Over the last two years I have been working lot on improving the tooling and processes related to database development at where I work. One concept born out of this work is what we have started calling a “Database-as-a-Code” model. Originally the idea was to introduce some of the good practices, such as version control, build automation and unit testing to database development. Over the time it has evolved to include even more, in an effort to break down traditional silos between software developers, database developers and the operations people.
In this post I’ll describe some of the decisions we made and the steps we have taken in our Database DevOps journey.
In the end databases are just code
This is probably the one of the more important realizations I have had over the years. Just like the applications and services, the SQL Server database objects are created with a programming language (one of the oldest ones in fact, with roots going back to 1970’s) and are usually stored in their own “source files”, the scripts. Because of this, version controlling was really one of the first things we had to figure out how to do right. We tried a few different things and ended up with a solution where every object on the database was stored as its own script. Combined with version control, this gives an incredibly good understanding of how the objects are changing over the time and different versions.
One of the drivers for renewing the database development was that we were taking our system architecture towards microservices. The big thing in microservice architecture is the loose coupling of different services, which can initially feel bit complicated (scary) from the database perspective. For the database schemas this ment that while they would need to be loosely coupled from other schemas, they’d need to be tightly coupled with its application. In fact, each schema designed for a microservice was now owned by the said service, and we took it as far as to include the database code into same repository as the rest of the application code.
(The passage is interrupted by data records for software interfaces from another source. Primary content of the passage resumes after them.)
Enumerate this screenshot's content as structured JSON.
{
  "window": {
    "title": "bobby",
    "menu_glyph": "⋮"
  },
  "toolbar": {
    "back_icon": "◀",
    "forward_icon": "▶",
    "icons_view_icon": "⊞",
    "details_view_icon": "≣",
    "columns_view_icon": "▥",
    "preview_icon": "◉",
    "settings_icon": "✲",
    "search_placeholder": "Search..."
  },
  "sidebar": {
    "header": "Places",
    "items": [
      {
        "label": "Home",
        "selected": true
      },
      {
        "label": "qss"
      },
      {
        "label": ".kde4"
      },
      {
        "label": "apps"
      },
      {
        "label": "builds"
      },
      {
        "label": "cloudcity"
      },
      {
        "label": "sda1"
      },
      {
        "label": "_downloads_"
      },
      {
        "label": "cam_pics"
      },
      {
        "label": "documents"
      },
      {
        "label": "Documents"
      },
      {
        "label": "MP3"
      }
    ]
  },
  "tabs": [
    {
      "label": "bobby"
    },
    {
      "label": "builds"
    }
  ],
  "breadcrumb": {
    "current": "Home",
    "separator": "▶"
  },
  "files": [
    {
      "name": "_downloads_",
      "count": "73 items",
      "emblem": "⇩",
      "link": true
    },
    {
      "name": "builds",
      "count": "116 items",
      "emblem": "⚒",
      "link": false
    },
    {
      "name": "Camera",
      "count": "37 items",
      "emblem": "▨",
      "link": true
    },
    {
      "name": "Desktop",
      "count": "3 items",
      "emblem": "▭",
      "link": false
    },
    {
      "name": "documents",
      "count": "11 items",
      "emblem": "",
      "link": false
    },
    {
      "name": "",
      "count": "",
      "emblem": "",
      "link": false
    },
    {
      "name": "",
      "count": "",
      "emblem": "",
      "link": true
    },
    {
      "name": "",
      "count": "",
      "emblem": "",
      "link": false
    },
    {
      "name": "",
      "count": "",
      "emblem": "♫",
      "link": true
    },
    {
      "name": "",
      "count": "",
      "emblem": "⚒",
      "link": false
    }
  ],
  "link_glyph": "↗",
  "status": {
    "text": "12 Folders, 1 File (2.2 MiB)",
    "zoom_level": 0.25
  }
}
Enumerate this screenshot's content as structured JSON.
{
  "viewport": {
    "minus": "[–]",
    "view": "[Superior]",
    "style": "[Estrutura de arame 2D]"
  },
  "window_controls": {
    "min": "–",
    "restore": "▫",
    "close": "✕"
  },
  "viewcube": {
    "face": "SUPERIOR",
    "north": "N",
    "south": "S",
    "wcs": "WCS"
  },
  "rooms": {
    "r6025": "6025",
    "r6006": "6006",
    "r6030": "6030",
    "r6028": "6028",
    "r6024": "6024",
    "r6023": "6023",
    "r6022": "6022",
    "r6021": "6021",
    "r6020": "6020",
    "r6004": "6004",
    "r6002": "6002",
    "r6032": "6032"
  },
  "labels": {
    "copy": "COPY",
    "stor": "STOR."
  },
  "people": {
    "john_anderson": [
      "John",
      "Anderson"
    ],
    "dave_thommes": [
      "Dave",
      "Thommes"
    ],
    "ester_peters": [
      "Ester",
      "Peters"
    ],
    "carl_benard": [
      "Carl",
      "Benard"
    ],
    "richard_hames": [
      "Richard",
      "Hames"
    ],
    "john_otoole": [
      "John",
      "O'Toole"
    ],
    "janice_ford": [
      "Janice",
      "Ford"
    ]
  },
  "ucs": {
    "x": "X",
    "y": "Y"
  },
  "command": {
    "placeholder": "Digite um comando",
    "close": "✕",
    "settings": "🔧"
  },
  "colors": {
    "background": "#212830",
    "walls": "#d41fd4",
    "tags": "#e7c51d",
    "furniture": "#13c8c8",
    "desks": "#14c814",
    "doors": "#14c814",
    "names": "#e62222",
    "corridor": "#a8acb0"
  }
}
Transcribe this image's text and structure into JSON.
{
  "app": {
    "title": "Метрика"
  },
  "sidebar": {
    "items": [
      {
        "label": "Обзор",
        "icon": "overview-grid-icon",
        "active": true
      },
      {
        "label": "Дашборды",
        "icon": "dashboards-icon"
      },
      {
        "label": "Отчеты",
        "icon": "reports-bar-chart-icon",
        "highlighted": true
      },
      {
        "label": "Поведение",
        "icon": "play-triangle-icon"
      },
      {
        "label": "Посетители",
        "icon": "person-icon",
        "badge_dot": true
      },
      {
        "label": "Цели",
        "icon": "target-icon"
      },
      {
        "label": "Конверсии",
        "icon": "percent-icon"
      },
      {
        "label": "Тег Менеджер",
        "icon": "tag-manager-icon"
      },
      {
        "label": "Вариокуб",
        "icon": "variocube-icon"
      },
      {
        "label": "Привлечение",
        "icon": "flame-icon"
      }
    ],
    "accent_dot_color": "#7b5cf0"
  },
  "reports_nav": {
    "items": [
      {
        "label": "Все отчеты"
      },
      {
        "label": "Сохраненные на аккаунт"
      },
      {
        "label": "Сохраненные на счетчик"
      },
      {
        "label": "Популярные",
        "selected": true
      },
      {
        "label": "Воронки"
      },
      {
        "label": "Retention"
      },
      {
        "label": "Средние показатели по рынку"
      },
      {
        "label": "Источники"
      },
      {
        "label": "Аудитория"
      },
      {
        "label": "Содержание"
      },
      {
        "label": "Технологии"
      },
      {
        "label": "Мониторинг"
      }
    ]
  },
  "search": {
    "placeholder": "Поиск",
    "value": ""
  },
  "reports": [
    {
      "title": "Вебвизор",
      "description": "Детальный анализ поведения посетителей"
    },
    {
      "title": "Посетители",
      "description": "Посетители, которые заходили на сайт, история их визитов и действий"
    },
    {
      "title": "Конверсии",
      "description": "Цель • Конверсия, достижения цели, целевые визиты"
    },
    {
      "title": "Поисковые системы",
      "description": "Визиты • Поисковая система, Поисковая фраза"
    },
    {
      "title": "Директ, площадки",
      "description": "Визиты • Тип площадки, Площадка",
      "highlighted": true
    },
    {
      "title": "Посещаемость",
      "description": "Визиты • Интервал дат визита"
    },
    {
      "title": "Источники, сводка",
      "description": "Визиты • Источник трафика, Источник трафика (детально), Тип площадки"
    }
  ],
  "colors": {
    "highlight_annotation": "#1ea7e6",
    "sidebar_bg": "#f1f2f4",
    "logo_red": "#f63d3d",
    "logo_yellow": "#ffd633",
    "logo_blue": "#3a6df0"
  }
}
As we’d then proceed to build and test the microservices the same build automation, code quality analysis, unit testing and deployments now included the database objects alongside the services.
Updating the Database
Where applications are generally simple to update by overwriting or fist removing the existing code, databases contain a state that needs to be maintained over the upgrade. For updating the databases in a Database-as-a-Code approach, you need to have a tooling that can create the code required for the update. These tools usually work in one of the two ways, making updates either state or migrations based. Let’s take a quick look at these two.
State based updates
In a state based update you have a source and target database, then some tooling which will do it’s best to create the script to update the target to match the source. The source doesn’t need to be a live database, it can also be a bunch of scripts created from the database, but it will still work the same. There are some limitations in this approach, f.ex. how to handle data when you remove or add columns. That is why the state based tooling usually provide a way to add and execute sets of migration scripts to handle the data transformations.
Migrations based updates
Migration based updates require bit more work, but provide the highest level of control on how and what happens during the database update. With migrations the developer creates the scripts, implicitly telling the tooling how to perform the update actions on both the schema and the data. While this sounds bit more work, a good tooling goes long way to make writing these scripts as ready as possible.
There is of course the possibility of combining the two approaches mentioned above. I think it’s a bit more uncommon approach and as far as I have seen, the only vendor providing this kind of capability is Redgate with their SQL Change Automation. Their solution bundles together their old state based update mechanism (DLM Automation) to migrations based ReadyRoll.
The hybrid solution is actually pretty interesting one, and we’ve looked if we should move to this one from the current state based approach we have adopted.
But what about the data?
Version controlling databases and objects is a one thing, but quite often the databases you end up deploying aren’t just the objects, but need to include some amount of data. This data can be anything from registers to initial configurations required by the applications. Handling data inserts is bit more complex and we eventually ended up building our own solution for handling the data feeds, or data seeds, which ever term you prefer. Data feeds are simply T-SQL scripts that can be either:
- Initial data feeds which are run only once, when the table is empty. This can only contain INSERT clauses
- Update data feeds which are run when ever needed, and the table has some rows in it. This can contain DELETE and UPDATE clauses
We also had to add support for handling CSV files for really large initial data inserts (for millions and millions of rows), as well as some logic to run some of these data feeds in parallel to optimize the time it would get everything set up.
Data for different use cases
There’s also one more difference in version controlling data when comparing to database objects. Depending on where you deploy, the data content might be different even if the actual database schema remains the same. In production you might deploy just a few configurations, where in testing environment you might need to deploy millions of rows of synthetically generated data (especially if you’re testing performance). In demo environments you probably end up deploying less than in testing, but it has to look very similar to that you’d expect to find from the production.
Wrapping it up
If you are looking to really do DevOps with software development, don’t ignore the database. Most of the modern applications are data-centric requiring some database or another in the backend, and quite often it’s the one thing that the application really needs to work in the first place. Luckily for us there’s a lot of tooling around for database DevOps these days, the job is just find the one that’s right for you.
Hopefully you found this post useful!